A large bird, similar to seagull in its colouring, hovers above the shallow water near the shore. After a while, it pulls back its wings and plunges into the water with a loud splash. The osprey rises from the water, but has no prey. New attempt, the osprey’s gaze is glued to the fish swimming close to the surface and, immediately, the osprey plunges back into the water. Only at the last second its feet push forward and its sharp talons prepare for the attack.
Water droplets fly everywhere as the osprey dives underwater for a moment, struggles with a fish, and then, finally, rises back into the air. From the water rises a silver-scaled bream, caught in the osprey’s claws.

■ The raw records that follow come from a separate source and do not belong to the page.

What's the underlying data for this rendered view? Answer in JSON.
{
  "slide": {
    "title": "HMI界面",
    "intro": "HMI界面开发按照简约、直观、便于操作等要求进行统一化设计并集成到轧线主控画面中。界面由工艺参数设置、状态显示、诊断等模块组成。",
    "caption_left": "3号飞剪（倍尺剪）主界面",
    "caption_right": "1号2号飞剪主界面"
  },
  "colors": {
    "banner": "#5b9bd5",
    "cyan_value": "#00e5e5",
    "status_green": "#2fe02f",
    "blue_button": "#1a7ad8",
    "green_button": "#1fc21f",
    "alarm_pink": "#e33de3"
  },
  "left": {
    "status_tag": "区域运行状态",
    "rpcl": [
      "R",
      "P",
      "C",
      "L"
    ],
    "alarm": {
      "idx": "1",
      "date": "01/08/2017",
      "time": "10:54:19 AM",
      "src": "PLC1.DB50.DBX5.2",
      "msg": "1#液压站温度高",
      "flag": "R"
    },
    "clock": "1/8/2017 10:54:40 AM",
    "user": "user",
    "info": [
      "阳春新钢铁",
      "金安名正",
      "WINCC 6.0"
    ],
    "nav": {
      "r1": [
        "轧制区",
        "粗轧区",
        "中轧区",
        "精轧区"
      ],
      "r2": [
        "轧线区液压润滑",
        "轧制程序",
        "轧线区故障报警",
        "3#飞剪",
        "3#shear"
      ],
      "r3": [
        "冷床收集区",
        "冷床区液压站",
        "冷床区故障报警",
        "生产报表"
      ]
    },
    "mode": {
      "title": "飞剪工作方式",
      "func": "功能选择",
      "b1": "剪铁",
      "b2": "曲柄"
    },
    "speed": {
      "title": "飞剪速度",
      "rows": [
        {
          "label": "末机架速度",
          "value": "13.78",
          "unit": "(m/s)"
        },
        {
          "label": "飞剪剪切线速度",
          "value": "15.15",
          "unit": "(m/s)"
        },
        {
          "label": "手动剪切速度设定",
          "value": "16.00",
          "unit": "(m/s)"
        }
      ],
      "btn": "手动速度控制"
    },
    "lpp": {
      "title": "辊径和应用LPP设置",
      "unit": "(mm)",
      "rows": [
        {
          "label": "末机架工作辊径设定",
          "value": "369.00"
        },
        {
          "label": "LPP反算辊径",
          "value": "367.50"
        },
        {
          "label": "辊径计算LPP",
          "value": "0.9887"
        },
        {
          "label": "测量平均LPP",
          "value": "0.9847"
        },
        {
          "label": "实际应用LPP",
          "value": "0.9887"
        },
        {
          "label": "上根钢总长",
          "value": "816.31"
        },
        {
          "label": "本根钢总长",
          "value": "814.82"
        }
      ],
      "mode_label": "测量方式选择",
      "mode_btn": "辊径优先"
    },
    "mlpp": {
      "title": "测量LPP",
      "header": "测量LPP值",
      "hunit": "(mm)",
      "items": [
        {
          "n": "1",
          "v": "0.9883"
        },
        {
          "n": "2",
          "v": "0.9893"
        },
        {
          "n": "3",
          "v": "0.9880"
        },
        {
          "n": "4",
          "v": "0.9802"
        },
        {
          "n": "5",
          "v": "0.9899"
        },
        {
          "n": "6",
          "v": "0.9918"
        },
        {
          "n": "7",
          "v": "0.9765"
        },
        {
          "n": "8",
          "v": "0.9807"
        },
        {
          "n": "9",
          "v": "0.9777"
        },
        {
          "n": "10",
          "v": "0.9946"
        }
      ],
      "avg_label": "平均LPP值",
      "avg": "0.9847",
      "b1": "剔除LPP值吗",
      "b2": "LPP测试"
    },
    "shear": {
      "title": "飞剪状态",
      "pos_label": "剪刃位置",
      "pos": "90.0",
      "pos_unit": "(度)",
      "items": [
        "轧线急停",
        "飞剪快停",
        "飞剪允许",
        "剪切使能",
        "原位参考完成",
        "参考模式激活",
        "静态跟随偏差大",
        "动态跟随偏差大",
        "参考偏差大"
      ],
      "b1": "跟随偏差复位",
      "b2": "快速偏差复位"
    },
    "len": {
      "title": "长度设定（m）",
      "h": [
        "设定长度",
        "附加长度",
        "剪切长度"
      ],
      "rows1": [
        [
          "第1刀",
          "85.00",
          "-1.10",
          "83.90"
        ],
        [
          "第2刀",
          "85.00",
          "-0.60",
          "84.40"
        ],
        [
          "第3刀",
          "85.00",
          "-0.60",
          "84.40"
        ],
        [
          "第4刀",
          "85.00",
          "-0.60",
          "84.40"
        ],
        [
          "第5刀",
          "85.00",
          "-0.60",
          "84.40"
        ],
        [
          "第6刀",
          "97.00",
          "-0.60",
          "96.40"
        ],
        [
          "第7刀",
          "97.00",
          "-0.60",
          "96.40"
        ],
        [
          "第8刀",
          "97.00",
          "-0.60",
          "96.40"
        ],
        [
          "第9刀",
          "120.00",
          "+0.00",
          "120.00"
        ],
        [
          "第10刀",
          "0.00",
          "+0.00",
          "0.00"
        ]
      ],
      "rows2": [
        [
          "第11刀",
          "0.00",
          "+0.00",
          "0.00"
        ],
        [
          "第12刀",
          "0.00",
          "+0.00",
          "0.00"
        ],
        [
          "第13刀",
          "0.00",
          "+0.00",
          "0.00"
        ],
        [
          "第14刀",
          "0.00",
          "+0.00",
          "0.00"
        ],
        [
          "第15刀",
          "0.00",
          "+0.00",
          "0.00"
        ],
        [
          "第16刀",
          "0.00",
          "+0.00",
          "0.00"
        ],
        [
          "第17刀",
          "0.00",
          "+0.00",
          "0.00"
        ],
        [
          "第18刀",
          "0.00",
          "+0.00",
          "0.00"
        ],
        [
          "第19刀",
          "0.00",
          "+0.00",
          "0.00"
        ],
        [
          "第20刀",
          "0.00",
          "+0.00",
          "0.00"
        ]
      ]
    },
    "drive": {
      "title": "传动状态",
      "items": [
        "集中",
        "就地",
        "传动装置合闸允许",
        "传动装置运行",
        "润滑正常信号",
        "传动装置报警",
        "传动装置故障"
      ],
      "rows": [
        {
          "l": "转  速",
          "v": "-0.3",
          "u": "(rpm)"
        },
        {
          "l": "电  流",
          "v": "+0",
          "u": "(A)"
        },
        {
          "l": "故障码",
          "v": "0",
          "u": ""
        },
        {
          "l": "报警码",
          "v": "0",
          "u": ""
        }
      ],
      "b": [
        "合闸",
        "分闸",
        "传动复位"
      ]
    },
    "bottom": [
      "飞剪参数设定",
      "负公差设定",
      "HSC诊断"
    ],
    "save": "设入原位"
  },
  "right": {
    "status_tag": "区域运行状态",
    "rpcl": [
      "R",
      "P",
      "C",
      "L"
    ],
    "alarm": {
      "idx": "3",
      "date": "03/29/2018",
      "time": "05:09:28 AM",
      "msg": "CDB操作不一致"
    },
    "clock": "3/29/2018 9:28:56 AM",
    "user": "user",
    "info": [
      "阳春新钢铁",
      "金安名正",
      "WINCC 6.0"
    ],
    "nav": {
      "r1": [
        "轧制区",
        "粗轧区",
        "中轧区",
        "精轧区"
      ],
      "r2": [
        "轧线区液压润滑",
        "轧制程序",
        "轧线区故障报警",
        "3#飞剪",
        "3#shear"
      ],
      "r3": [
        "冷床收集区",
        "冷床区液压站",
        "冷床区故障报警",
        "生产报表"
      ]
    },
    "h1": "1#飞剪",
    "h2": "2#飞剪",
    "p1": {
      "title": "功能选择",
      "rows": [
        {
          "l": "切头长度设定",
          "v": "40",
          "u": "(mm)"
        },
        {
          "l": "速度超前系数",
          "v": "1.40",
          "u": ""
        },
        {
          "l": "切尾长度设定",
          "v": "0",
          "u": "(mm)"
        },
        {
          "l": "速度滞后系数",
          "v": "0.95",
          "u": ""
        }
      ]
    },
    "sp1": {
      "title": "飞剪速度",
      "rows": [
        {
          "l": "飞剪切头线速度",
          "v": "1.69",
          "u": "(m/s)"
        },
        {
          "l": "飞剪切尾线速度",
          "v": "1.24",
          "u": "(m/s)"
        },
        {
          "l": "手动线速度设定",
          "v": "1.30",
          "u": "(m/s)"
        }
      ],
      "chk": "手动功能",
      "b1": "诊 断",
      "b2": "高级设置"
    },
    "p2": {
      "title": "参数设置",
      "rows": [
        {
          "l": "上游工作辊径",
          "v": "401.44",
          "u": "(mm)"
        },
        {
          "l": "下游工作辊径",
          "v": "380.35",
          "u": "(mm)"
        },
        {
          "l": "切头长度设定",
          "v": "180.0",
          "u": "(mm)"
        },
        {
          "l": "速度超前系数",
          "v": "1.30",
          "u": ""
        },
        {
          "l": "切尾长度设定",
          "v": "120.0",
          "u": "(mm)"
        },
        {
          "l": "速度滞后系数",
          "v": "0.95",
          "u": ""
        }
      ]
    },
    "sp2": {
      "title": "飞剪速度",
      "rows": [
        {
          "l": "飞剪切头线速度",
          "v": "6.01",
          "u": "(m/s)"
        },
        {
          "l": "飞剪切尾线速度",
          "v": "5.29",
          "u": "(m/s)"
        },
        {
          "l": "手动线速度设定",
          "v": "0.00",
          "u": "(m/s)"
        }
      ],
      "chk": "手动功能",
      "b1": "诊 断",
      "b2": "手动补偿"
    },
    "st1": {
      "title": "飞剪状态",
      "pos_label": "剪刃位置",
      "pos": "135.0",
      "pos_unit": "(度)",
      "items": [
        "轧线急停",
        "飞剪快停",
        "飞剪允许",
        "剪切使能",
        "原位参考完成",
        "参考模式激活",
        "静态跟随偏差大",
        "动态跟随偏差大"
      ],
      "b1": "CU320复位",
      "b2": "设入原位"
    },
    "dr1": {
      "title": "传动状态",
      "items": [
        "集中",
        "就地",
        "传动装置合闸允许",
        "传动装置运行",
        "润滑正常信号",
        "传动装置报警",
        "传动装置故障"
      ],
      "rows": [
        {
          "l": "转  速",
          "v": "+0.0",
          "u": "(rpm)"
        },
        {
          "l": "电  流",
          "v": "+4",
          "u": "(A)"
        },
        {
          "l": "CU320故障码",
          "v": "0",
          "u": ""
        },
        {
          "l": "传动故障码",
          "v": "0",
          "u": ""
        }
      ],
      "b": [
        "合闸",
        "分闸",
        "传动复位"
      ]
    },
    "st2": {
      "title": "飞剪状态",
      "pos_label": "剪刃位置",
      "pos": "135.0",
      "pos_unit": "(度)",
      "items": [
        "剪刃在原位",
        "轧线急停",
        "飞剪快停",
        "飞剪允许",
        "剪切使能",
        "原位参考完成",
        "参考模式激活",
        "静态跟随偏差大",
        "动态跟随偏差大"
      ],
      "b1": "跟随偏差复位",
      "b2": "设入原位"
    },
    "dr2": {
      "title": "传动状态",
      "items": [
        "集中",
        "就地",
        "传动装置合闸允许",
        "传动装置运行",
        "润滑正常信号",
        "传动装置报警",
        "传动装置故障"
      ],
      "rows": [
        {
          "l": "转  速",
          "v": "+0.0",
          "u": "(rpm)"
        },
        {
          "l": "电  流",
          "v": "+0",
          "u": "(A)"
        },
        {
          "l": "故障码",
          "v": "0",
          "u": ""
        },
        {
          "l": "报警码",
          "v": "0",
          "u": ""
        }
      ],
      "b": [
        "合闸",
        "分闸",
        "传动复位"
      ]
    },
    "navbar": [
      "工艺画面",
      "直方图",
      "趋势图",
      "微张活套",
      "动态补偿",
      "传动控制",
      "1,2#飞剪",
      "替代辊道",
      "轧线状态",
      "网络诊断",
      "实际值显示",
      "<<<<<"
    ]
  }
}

After catching such a handsome prey, the male bird rises higher and brings the bream straight to the nest where the hungry female and nestlings are waiting.
The national osprey project is an impressive example of the work bird ringers do for the benefit of the Finnish nature. In 1971, bird ringers took the osprey under special monitoring and since then almost all reported osprey nests have been checked every year. Professor Pertti Saurola and superintendent Jari Valkama are in charge of the osprey project.
In 2019, about a hundred osprey ringers participated in the checks and almost 1,200 inhabited nests were discovered. The nestling yield per nest has in the last few years been two ringing-aged osprey nestlings, which can be considered a good result.
The project was only a few years old when it was noted that the lack of suitable nesting trees in peaceful environments was a threat to the Finnish osprey population. Nowadays, over a half of all osprey couples nest in artificial nests made by bird enthusiasts.